This animation depicts how mucus builds up in the lungs of people with cystic fibrosis.
Researchers believe another protein channel on the surface of the cell adds to this hydration problem. This channel, known as the epithelial sodium channel (ENaC), absorbs sodium (another component of salt) into the cell, which also helps to maintain the correct balance of salt and fluids on the cell surface. In people with CF, researchers think the sodium channel is hyperactive and takes in too much salt. Thus, this overactive channel contributes to the dehydration problem in the airway.
To advance the development of new treatments, scientists are studying how mucus is secreted normally to identify how to restore its proper consistency and germ-fighting qualities in people with CF. They are researching the following:
Scientists also are conducting research on how much liquid covers the cells lining the airways and what factors contribute to airway hydration. In addition to the chloride and sodium channels, researchers are examining the role that calcium-activated chloride channels (CaCC) have in hydrating mucus and whether these channels could be stimulated to improve the flow of fluids in the airways.

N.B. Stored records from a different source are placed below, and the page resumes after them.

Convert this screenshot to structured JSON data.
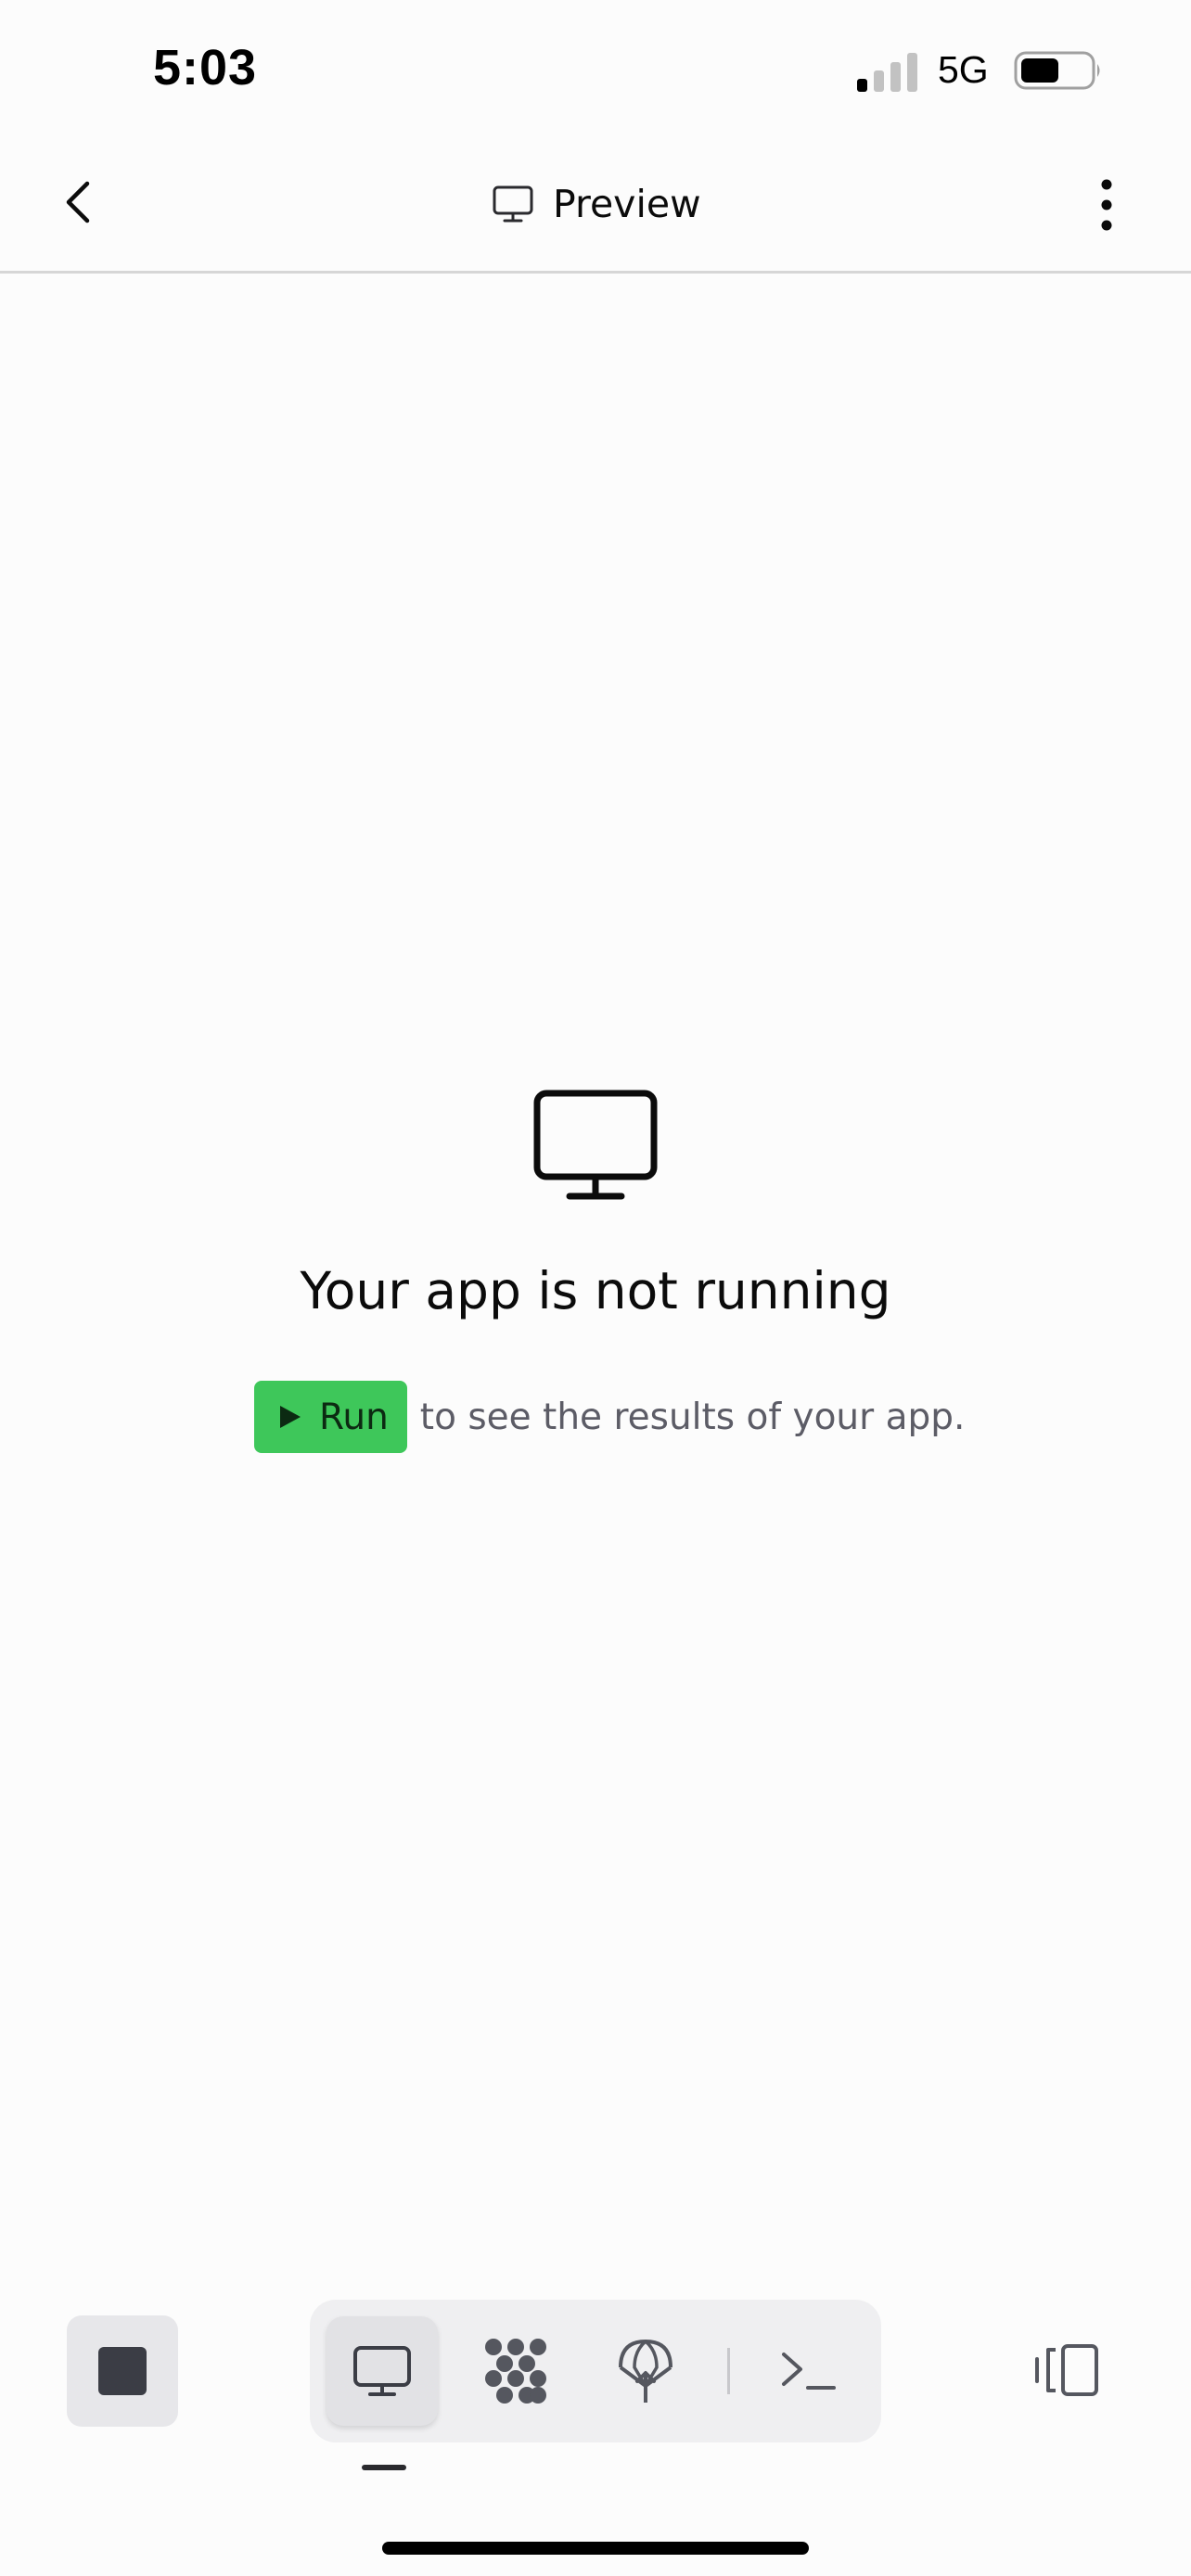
{
  "status_bar": {
    "time": "5:03",
    "network": "5G",
    "signal_bars_active": 1,
    "signal_bars_total": 4,
    "battery_level": 0.55
  },
  "header": {
    "title": "Preview",
    "title_icon": "monitor-icon",
    "back_icon": "chevron-left-icon",
    "menu_icon": "more-vertical-icon"
  },
  "empty_state": {
    "icon": "monitor-icon",
    "title": "Your app is not running",
    "run_label": "Run",
    "run_icon": "play-icon",
    "hint": "to see the results of your app.",
    "run_color": "#3ec75a"
  },
  "toolbar": {
    "stop_icon": "stop-icon",
    "tools": [
      {
        "name": "preview",
        "icon": "monitor-icon",
        "active": true
      },
      {
        "name": "packages",
        "icon": "dots-cluster-icon",
        "active": false
      },
      {
        "name": "deploy",
        "icon": "parachute-upload-icon",
        "active": false
      },
      {
        "name": "shell",
        "icon": "terminal-icon",
        "active": false
      }
    ],
    "layout_icon": "layout-panels-icon"
  },
  "colors": {
    "background": "#fcfcfc",
    "text": "#0b0b0b",
    "muted_text": "#5c5c66",
    "accent_green": "#3ec75a"
  }
}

Researchers are evaluating drugs for their effectiveness in preventing, thinning, and breaking up the mucus in the airways. These drugs include CFTR modulators, ENaC inhibitors, CaCC activators, and mucolytics (mucus thinners).
By restoring function to the CFTR protein, CFTR modulators help restore the flow of chloride out of the cell and prevent mucus from becoming dehydrated, making it easier for people with CF to clear their lungs. Early clinical trial results have indicated the triple-combination modulators will likely be more effective than current modulators and could potentially treat a much larger population of people with CF.
Researchers also are working on drugs that are mutation-agnostic, which means they can help all people with CF regardless of their mutations. One such drug would prevent mucus from becoming dehydrated, inhibiting the hyperactive ENaC to enable more salt on the cell surface. The salt would then attract fluids, hydrating the mucus. Several ENaC inhibitors are under development in clinical trials.
In this video, Scott H. Donaldson, M.D., associate professor of medicine and director of the adult CF center at the University of North Carolina, talks about ENaC inhibitors and other approaches being explored to improve mucociliary clearance.
For more information on current treatments, visit Medications.
Follow Us On
Drug Development Pipeline
We're attacking the disease from every angle. The Foundation is propelling every drug in our pipeline forward and will not stop until there is a cure.
About the Drug Development Pipeline
The Cystic Fibrosis Foundation facilitates the development of promising new drugs, and the drug development pipeline enables you to track the progress of these potential therapies.
How Drugs Get on the Pipeline
The Drug Development Pipeline features an extensive list of drugs that are in development or approved for treating cystic fibrosis. For a drug or program to be shown on the pipeline, it must meet certain conditions.
How an Experimental Drug Becomes an Approved Therapy
Ever wondered what it takes for a potential cystic fibrosis drug to become approved by the U.S. Food and Drug Administration? Here's an explanation of the four phases of clinical research.
Help us blaze a trail to better treatments and a cure for CF. Find a clinical trial that may be right for you.
Cystic Fibrosis Foundation
4550 Montgomery Ave.
Suite 1100 N
Bethesda, MD 20814
800-344-4823 (toll free)
Sign up for our emails